Problem to work on — Each line of the data below holding the word "icon" must be copied.

Data to use —
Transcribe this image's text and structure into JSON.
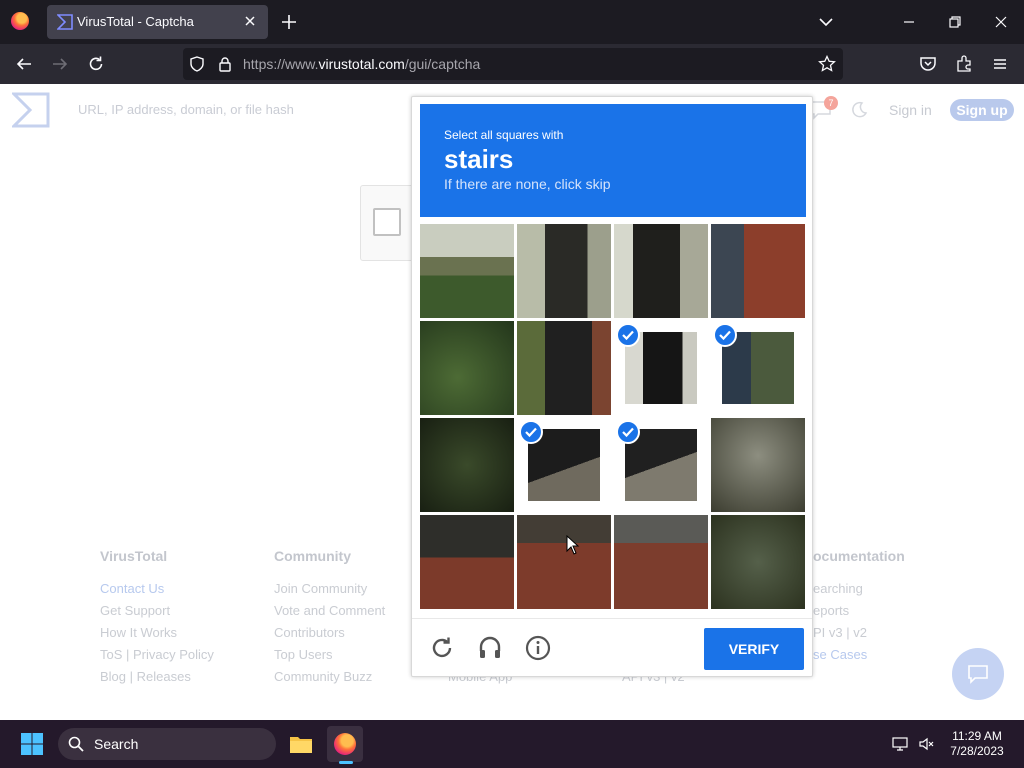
{
  "browser": {
    "tab_title": "VirusTotal - Captcha",
    "url_prefix": "https://www.",
    "url_domain": "virustotal.com",
    "url_path": "/gui/captcha"
  },
  "site": {
    "search_placeholder": "URL, IP address, domain, or file hash",
    "notif_count": "7",
    "sign_in": "Sign in",
    "sign_up": "Sign up"
  },
  "footer": {
    "columns": [
      {
        "heading": "VirusTotal",
        "links": [
          "Contact Us",
          "Get Support",
          "How It Works",
          "ToS | Privacy Policy",
          "Blog | Releases"
        ]
      },
      {
        "heading": "Community",
        "links": [
          "Join Community",
          "Vote and Comment",
          "Contributors",
          "Top Users",
          "Community Buzz"
        ]
      },
      {
        "heading": "",
        "links": [
          "Mobile App"
        ]
      },
      {
        "heading": "",
        "links": [
          "API v3 | v2"
        ]
      },
      {
        "heading": "ocumentation",
        "links": [
          "earching",
          "eports",
          "PI v3 | v2",
          "se Cases"
        ]
      }
    ]
  },
  "captcha": {
    "prompt_line1": "Select all squares with",
    "prompt_word": "stairs",
    "prompt_line3": "If there are none, click skip",
    "tiles_selected": [
      [
        false,
        false,
        false,
        false
      ],
      [
        false,
        false,
        true,
        true
      ],
      [
        false,
        true,
        true,
        false
      ],
      [
        false,
        false,
        false,
        false
      ]
    ],
    "verify_label": "VERIFY"
  },
  "taskbar": {
    "search_label": "Search",
    "time": "11:29 AM",
    "date": "7/28/2023"
  },
  "colors": {
    "accent": "#1a73e8",
    "tab_bar": "#1c1b22",
    "nav_bar": "#2b2a33",
    "taskbar": "#24192b"
  }
}
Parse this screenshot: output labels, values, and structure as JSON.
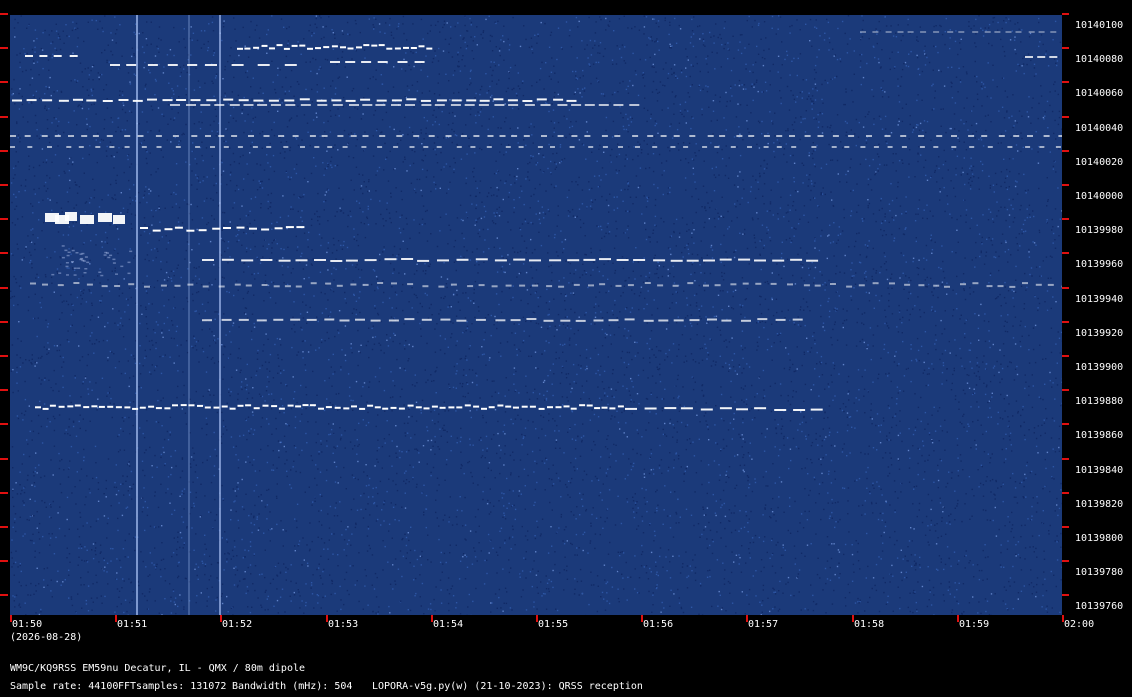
{
  "colors": {
    "background": "#000000",
    "spectrum": "#1b3a7a",
    "tick": "#e01010",
    "signal": "#ffffff"
  },
  "y_labels": [
    "10140100",
    "10140080",
    "10140060",
    "10140040",
    "10140020",
    "10140000",
    "10139980",
    "10139960",
    "10139940",
    "10139920",
    "10139900",
    "10139880",
    "10139860",
    "10139840",
    "10139820",
    "10139800",
    "10139780",
    "10139760"
  ],
  "x_labels": [
    "01:50",
    "01:51",
    "01:52",
    "01:53",
    "01:54",
    "01:55",
    "01:56",
    "01:57",
    "01:58",
    "01:59",
    "02:00"
  ],
  "date": "(2026-08-28)",
  "station": "WM9C/KQ9RSS EM59nu Decatur, IL - QMX / 80m dipole",
  "sample_rate": "Sample rate: 44100",
  "fft_samples": "FFTsamples: 131072",
  "bandwidth": "Bandwidth (mHz): 504",
  "software": "LOPORA-v5g.py(w) (21-10-2023): QRSS reception"
}
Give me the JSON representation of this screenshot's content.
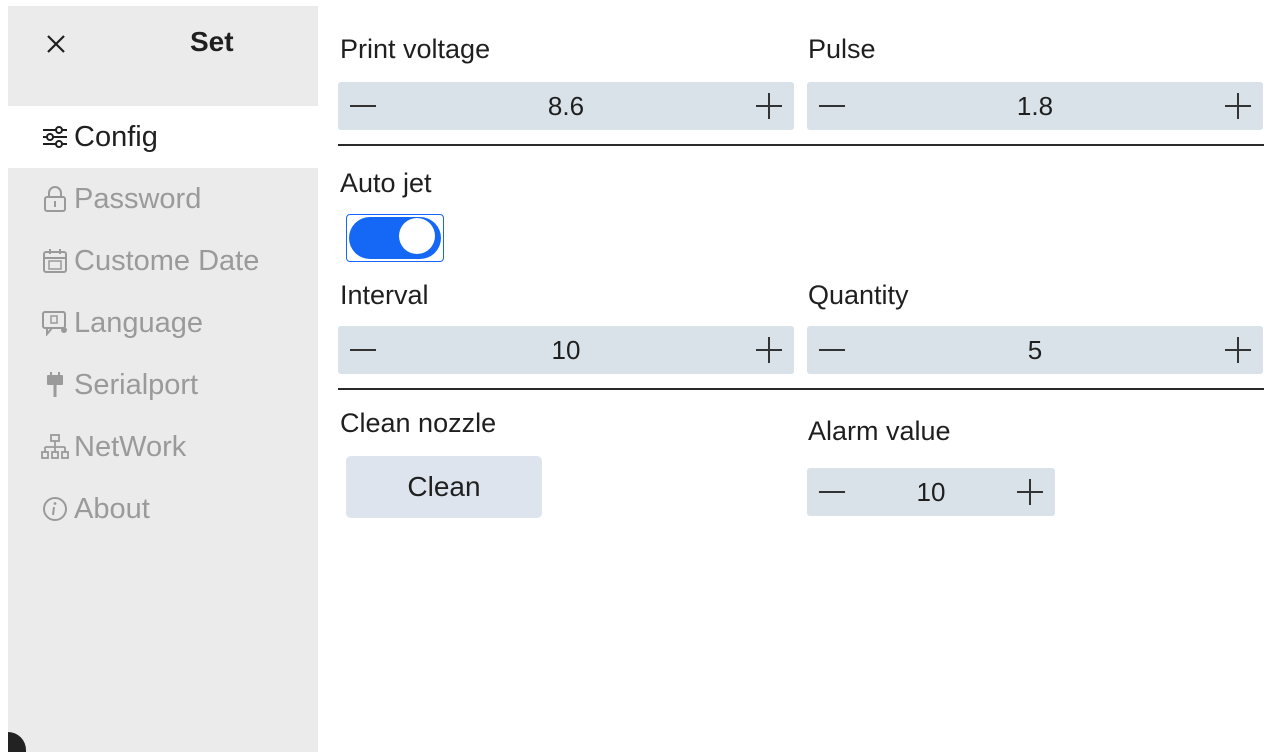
{
  "sidebar": {
    "title": "Set",
    "items": [
      {
        "label": "Config",
        "icon": "sliders-icon",
        "active": true
      },
      {
        "label": "Password",
        "icon": "lock-icon",
        "active": false
      },
      {
        "label": "Custome Date",
        "icon": "calendar-icon",
        "active": false
      },
      {
        "label": "Language",
        "icon": "language-icon",
        "active": false
      },
      {
        "label": "Serialport",
        "icon": "plug-icon",
        "active": false
      },
      {
        "label": "NetWork",
        "icon": "network-icon",
        "active": false
      },
      {
        "label": "About",
        "icon": "info-icon",
        "active": false
      }
    ]
  },
  "config": {
    "print_voltage": {
      "label": "Print voltage",
      "value": "8.6"
    },
    "pulse": {
      "label": "Pulse",
      "value": "1.8"
    },
    "auto_jet": {
      "label": "Auto jet",
      "on": true
    },
    "interval": {
      "label": "Interval",
      "value": "10"
    },
    "quantity": {
      "label": "Quantity",
      "value": "5"
    },
    "clean_nozzle": {
      "label": "Clean nozzle",
      "button": "Clean"
    },
    "alarm_value": {
      "label": "Alarm value",
      "value": "10"
    }
  },
  "colors": {
    "accent": "#1468f5",
    "stepper_bg": "#d9e2e8",
    "sidebar_bg": "#ebebeb",
    "inactive_text": "#9a9a9a"
  }
}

Completed task —
        "icon": "sliders-icon",
        "icon": "lock-icon",
        "icon": "calendar-icon",
        "icon": "language-icon",
        "icon": "plug-icon",
        "icon": "network-icon",
        "icon": "info-icon",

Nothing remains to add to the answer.